Appl Clin Inform 2018; 09(03): 558-564
DOI: 10.1055/s-0038-1666993
Case Report
Georg Thieme Verlag KG Stuttgart · New York

Training to Optimize Collaborative Use of an Inpatient Portal

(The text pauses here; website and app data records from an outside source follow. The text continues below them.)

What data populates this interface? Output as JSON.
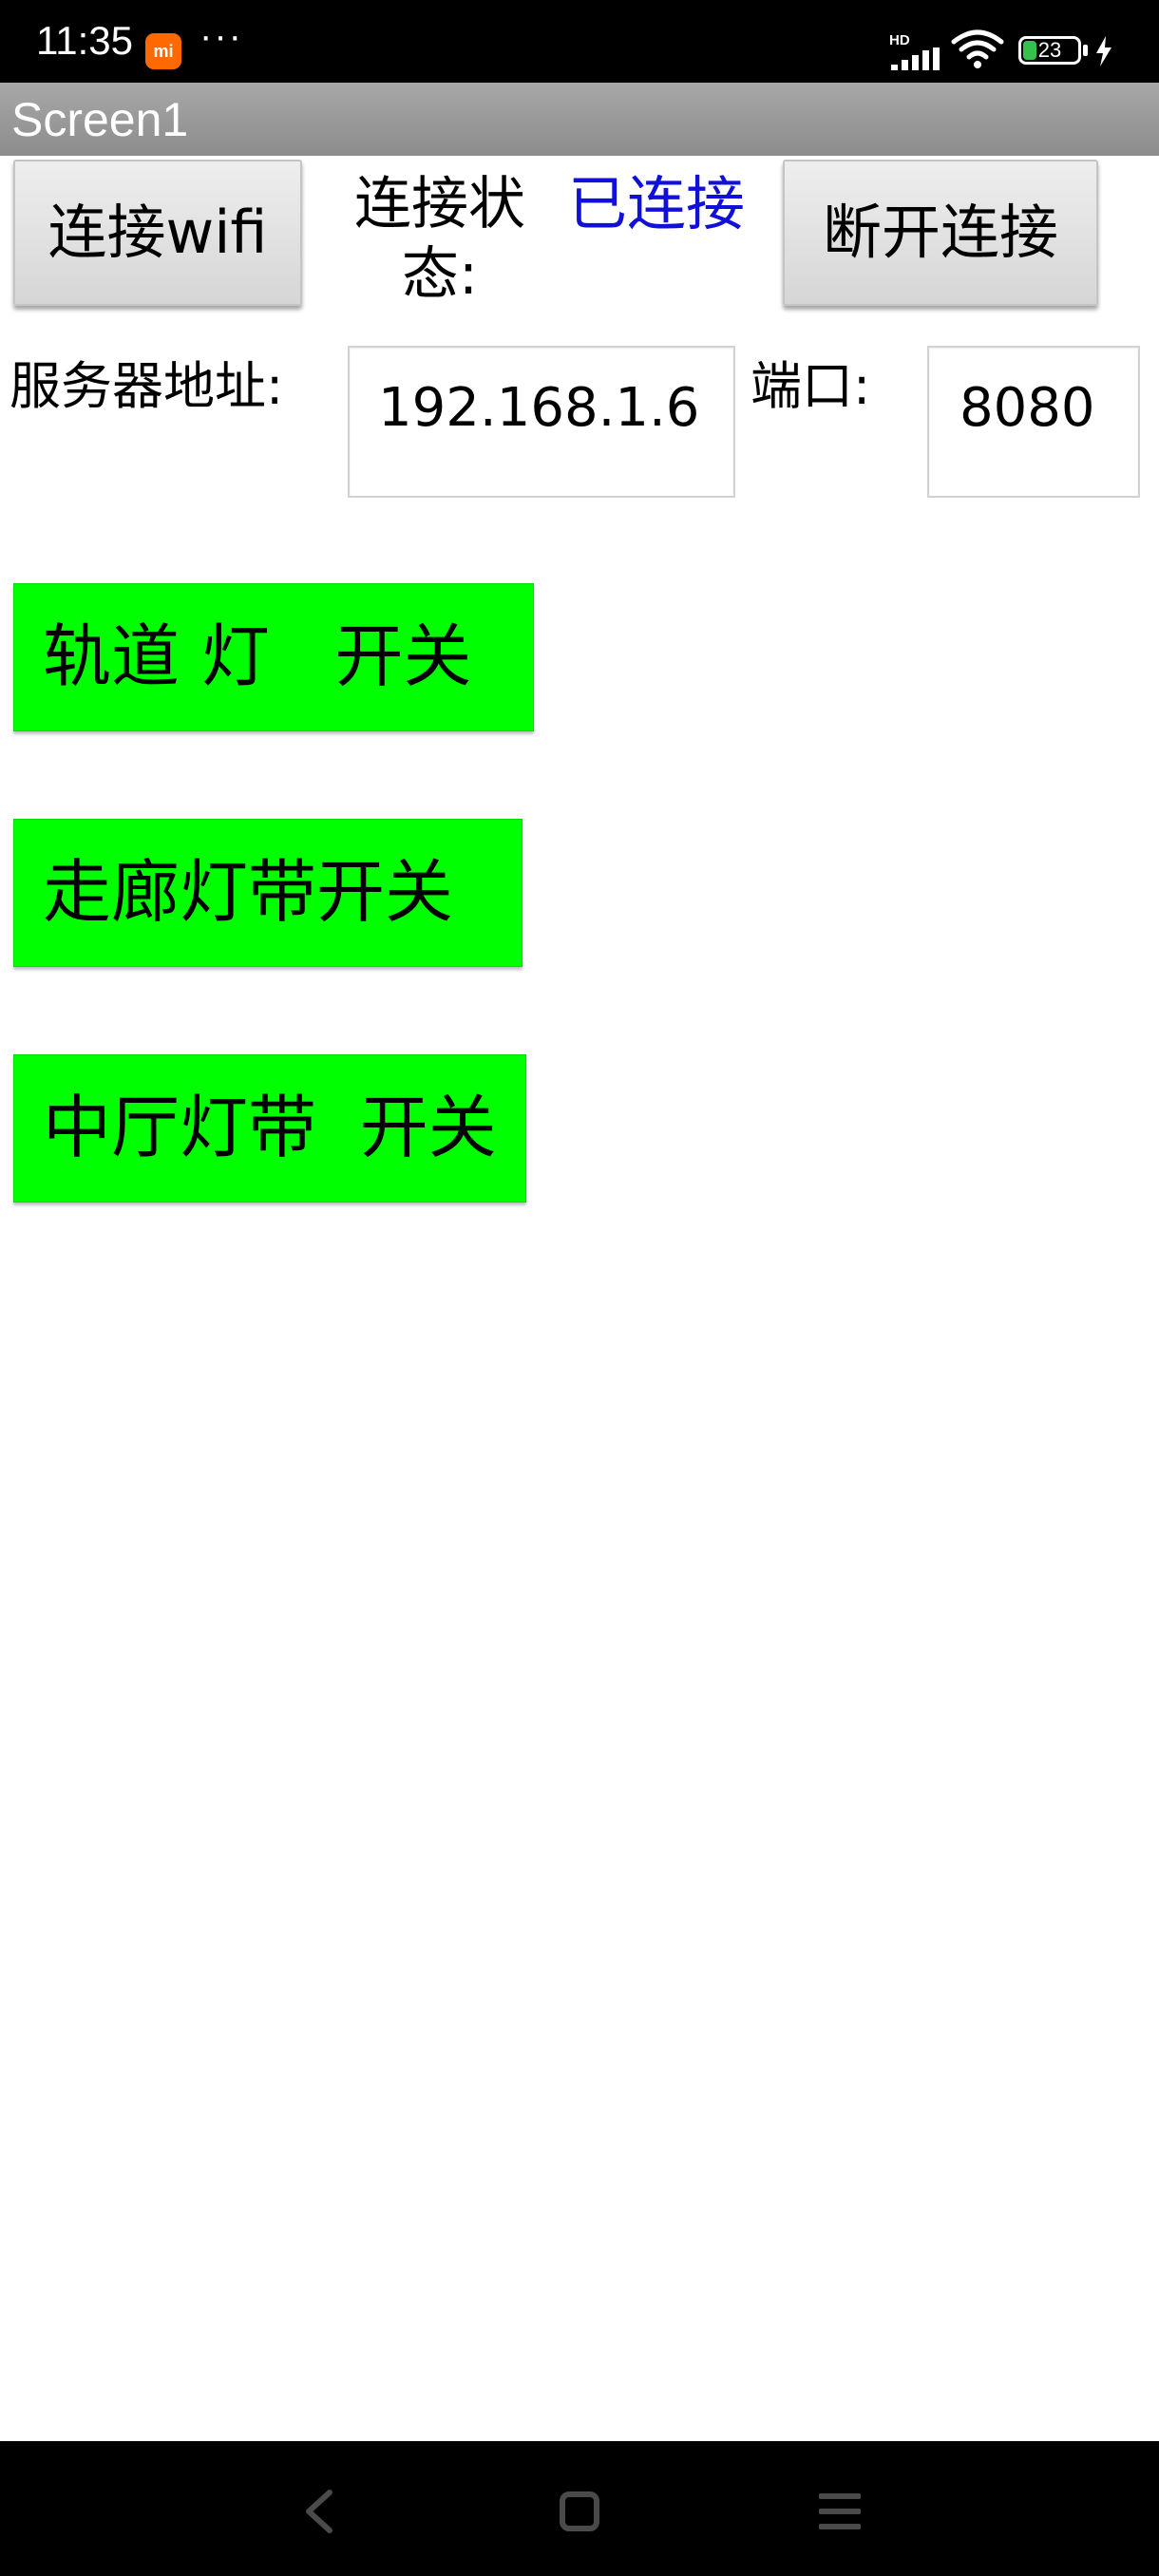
{
  "status_bar": {
    "time": "11:35",
    "notification_dots": "···",
    "mi_badge": "mi",
    "network_type": "HD",
    "battery_level": "23",
    "icons": [
      "mi-app-icon",
      "signal-icon",
      "wifi-icon",
      "battery-icon",
      "charging-icon"
    ]
  },
  "title_bar": {
    "title": "Screen1"
  },
  "connection": {
    "connect_wifi_label": "连接wifi",
    "status_label": "连接状态:",
    "status_value": "已连接",
    "disconnect_label": "断开连接"
  },
  "server": {
    "address_label": "服务器地址:",
    "address_value": "192.168.1.6",
    "port_label": "端口:",
    "port_value": "8080"
  },
  "light_buttons": [
    {
      "label": "轨道 灯   开关"
    },
    {
      "label": "走廊灯带开关"
    },
    {
      "label": "中厅灯带  开关"
    }
  ],
  "colors": {
    "status_bar_bg": "#000000",
    "title_bar_bg": "#999999",
    "status_value_color": "#1010d8",
    "switch_button_bg": "#00ff00",
    "grey_button_bg": "#e0e0e0",
    "battery_fill": "#36c24a",
    "mi_badge_bg": "#ff6900"
  },
  "nav_bar": {
    "icons": [
      "back-icon",
      "home-icon",
      "menu-icon"
    ]
  }
}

Jennifer L. Hefner
1  Department of Family Medicine, College of Medicine, The Ohio State University, Columbus, Ohio, United States
2  Center for the Advancement of Team Science, Analytics and Systems Thinking in Health Services and Implementation Science Research (Catalyst), College of Medicine, The Ohio State University, Columbus, Ohio, United States
,
Cynthia J. Sieck
1  Department of Family Medicine, College of Medicine, The Ohio State University, Columbus, Ohio, United States
2  Center for the Advancement of Team Science, Analytics and Systems Thinking in Health Services and Implementation Science Research (Catalyst), College of Medicine, The Ohio State University, Columbus, Ohio, United States
,
Ann Scheck McAlearney
1  Department of Family Medicine, College of Medicine, The Ohio State University, Columbus, Ohio, United States
2  Center for the Advancement of Team Science, Analytics and Systems Thinking in Health Services and Implementation Science Research (Catalyst), College of Medicine, The Ohio State University, Columbus, Ohio, United States
3  Department of Biomedical Informatics, The Ohio State University, Columbus, Ohio, United States
4  Division of Health Services Management and Policy, College of Public Health, The Ohio State University, Columbus, Ohio, United States
› Author Affiliations
Funding This research was supported by grants from the Agency for Healthcare Research and Quality [Grant# P30HS024379, Grant# R01HS024091, and Grant #R21HS024767]. The conduct of this research was reviewed and approved by the Institutional Review Board of the authors.
Further Information

Publication History

15 January 2018

01 June 2018

Publication Date:
25 July 2018 (online)

Abstract

Background Inpatient portals are an emerging technology that can facilitate collaborative interactions between patients and care teams, but little is known about how organizations attempt to implement and facilitate inpatient portal use for their providers.

Methods We held in-person, semistructured interviews with care team members and information technology (IT) staff and conducted rigorous thematic analysis of transcripts.

Results Interviews with 220 care team members and 4 IT staff identified 3 new areas of training needed to optimize inpatient portal implementation and use that extend beyond training to use other technologies: (1) teaching staff to train patients about tool use; (2) training about how to promote tool use to patients; and (3) training about optimal use of secure messaging.

Discussion Our findings show that inpatient portals are implemented within a collaborative multistakeholder context. Training efforts must consider the importance of this collaborative context to help providers learn to both incorporate the technology into their workflow and assist patients with portal use.

Protection of Human and Animal Subjects

This study protocol was approved by the Biomedical Institutional Review Board affiliated with the authors' institution.


Supplementary Material